This is so valuable and instructive for those of us who are surrounded by a world that often thinks of something far different when they hear the term "Christian" than what we mean when we say that we are Christians. The world’s concept of that term and what it means to be a Christian is so conditioned, misinformed, and defined by false concepts, false ideas, and even false Christians, that simply telling them we’re Christians can often be misleading. Perhaps we need to follow Jesus’ example and find ways to demonstrate and live out our Christianity first so that these types of people can experience true Christianity before we try to define it with words. We need to learn to give out "free samples," as it were. When Jesus did this, those who wanted to find the truth responded to the actions of the true Messiah and came to genuine faith. This shouldn’t be used, of course, as an excuse to never talk to anyone or share our faith, but it is a call to think about how our words are going to be taken before we carelessly utter them.
When all is said and done, though, they didn’t believe him because they were not his sheep. His sheep are the ones that are genuinely looking for God’s truth not for a missing piece to fit into their own preconceived mold. When they hear the voice of his actions, when they encounter the new creation, they immediately know the shepherd and they follow him.
To Jesus’ sheep he gives eternal life, the life of the age to come, and the assurance that no one will snatch them out of his hand. Jesus’ sheep are not just in his hands but also the hand of the Father, since he and the Father are one in purpose. They are inseparable yet distinguishable from one another. With his promise that no one will snatch his sheep from his hand, Jesus balances the certainty and security of the promises of God and His power with the weakness of man’s will and ability. If we stumble from the life of Christ it is not from the lack of God’s love or grace, or the vicious power of God’s enemies, but is a result of our own neglect to stay in the life of Christ that God has so mercifully made available to us. God will not violate our free will, but He gives us every opportunity to protect ourselves from ourselves, but we often don’t take advantage of those safeguards. In Romans 8:38-39, Paul notes that nothing in all of creation can separate us from God’s love, but the one thing he does not mention is our own will. No one can snatch us from God’s hand and God will never drop us from His care, but we can walk out of the life of Christ and reject God’s love. True sheep, however, will never leave the shepherd’s fold.

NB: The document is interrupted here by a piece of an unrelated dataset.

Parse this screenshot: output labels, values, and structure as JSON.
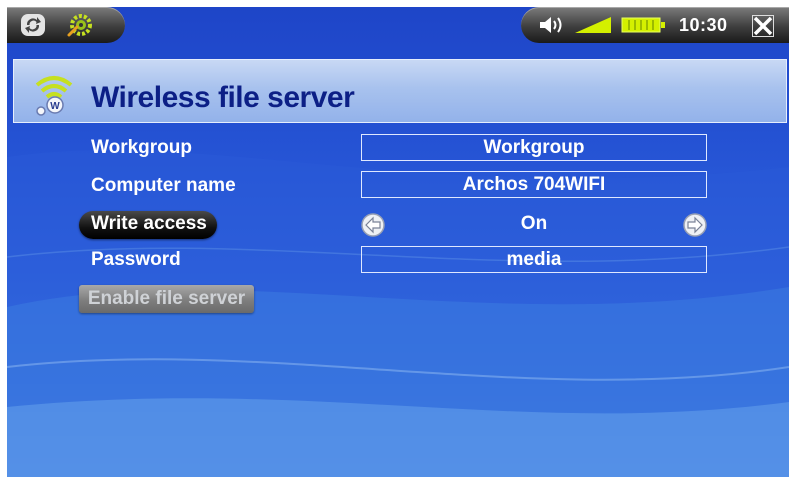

Can you think of people that you talk to regularly who may have an entirely different perception of what it means to be a Christian than what you mean. They might even have a very negative view based on our cultural version of American Christianity. How can you go about in your own life representing what Christianity really is? How can you follow Jesus example of speaking with your works rather than just words?